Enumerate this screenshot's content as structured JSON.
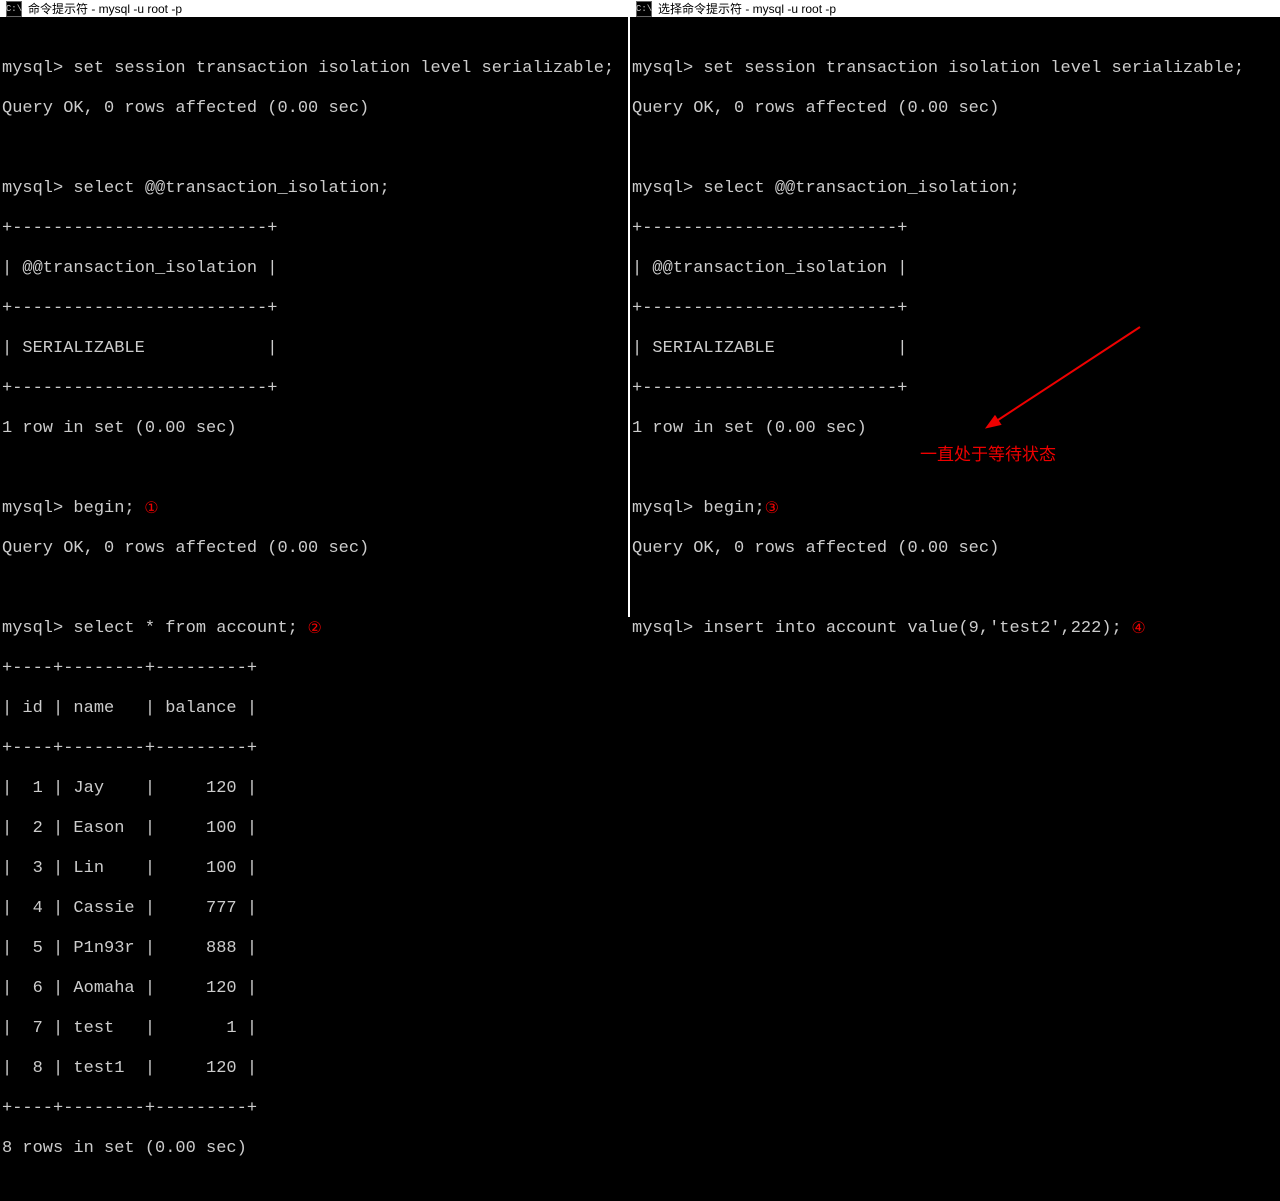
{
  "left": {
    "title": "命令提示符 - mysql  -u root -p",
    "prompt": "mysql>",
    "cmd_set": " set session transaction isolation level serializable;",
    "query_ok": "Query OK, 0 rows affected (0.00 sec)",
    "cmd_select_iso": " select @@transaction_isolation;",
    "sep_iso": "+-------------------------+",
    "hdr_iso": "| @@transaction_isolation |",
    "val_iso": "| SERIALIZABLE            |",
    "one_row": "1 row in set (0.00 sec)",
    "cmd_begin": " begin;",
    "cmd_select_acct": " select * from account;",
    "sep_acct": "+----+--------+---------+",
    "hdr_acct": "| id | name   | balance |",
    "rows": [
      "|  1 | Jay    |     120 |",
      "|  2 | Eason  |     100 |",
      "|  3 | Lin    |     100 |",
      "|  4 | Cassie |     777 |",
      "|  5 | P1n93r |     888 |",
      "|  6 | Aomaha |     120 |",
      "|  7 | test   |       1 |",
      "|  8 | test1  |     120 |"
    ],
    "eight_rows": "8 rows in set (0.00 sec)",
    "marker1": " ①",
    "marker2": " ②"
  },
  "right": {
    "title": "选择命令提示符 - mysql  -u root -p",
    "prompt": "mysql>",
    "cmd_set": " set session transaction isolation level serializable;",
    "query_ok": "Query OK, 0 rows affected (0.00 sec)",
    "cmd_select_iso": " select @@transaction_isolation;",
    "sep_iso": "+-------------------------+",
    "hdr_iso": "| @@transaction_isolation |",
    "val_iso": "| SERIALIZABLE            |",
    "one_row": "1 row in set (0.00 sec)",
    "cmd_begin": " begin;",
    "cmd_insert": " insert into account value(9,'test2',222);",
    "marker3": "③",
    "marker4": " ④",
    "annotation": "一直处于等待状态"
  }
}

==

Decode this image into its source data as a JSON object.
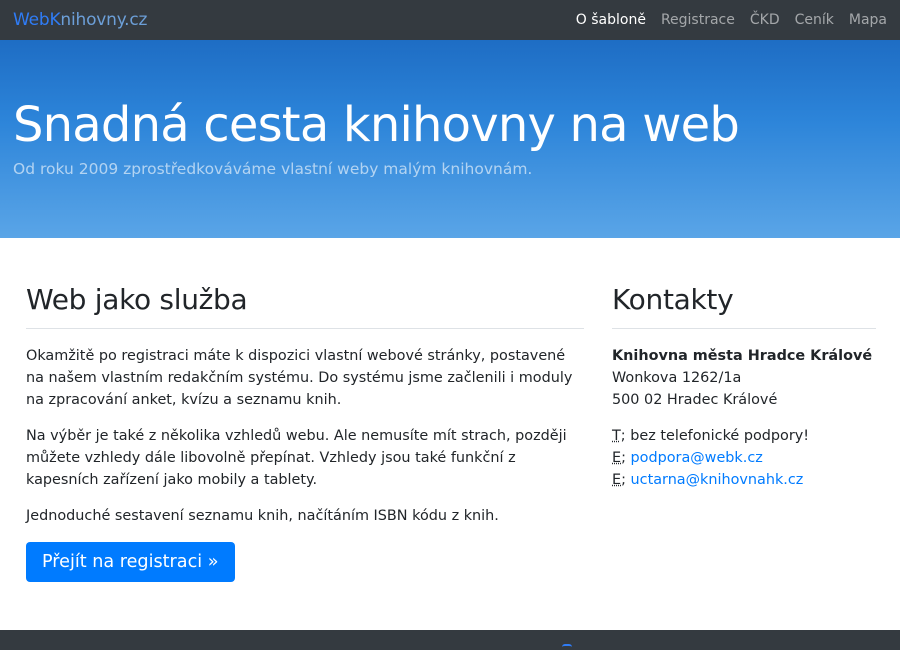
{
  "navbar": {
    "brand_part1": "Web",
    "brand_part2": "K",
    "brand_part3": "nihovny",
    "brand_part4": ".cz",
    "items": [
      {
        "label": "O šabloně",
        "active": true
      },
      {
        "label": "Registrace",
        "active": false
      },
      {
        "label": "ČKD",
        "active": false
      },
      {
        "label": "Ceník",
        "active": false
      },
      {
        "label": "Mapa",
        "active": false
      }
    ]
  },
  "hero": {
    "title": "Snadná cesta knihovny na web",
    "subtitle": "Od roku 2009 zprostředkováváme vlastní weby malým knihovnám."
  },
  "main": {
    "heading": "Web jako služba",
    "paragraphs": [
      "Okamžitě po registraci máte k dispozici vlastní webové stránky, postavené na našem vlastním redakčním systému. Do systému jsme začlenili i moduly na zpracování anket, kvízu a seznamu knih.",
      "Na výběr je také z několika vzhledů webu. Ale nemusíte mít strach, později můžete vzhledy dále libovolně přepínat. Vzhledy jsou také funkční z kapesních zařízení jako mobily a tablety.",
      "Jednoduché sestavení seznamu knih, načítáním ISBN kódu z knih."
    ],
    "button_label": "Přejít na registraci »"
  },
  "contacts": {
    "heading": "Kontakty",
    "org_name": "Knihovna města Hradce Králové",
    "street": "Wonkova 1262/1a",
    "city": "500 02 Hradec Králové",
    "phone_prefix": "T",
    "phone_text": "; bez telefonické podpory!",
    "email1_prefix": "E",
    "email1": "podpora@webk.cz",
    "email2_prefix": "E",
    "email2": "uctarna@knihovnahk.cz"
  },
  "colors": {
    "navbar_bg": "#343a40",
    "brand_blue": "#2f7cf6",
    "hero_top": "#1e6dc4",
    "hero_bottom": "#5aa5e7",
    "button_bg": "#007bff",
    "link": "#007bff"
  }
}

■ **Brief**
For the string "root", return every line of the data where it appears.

■ **Solution to the problem**
    "title": "命令提示符 - mysql  -u root -p",
    "title": "选择命令提示符 - mysql  -u root -p",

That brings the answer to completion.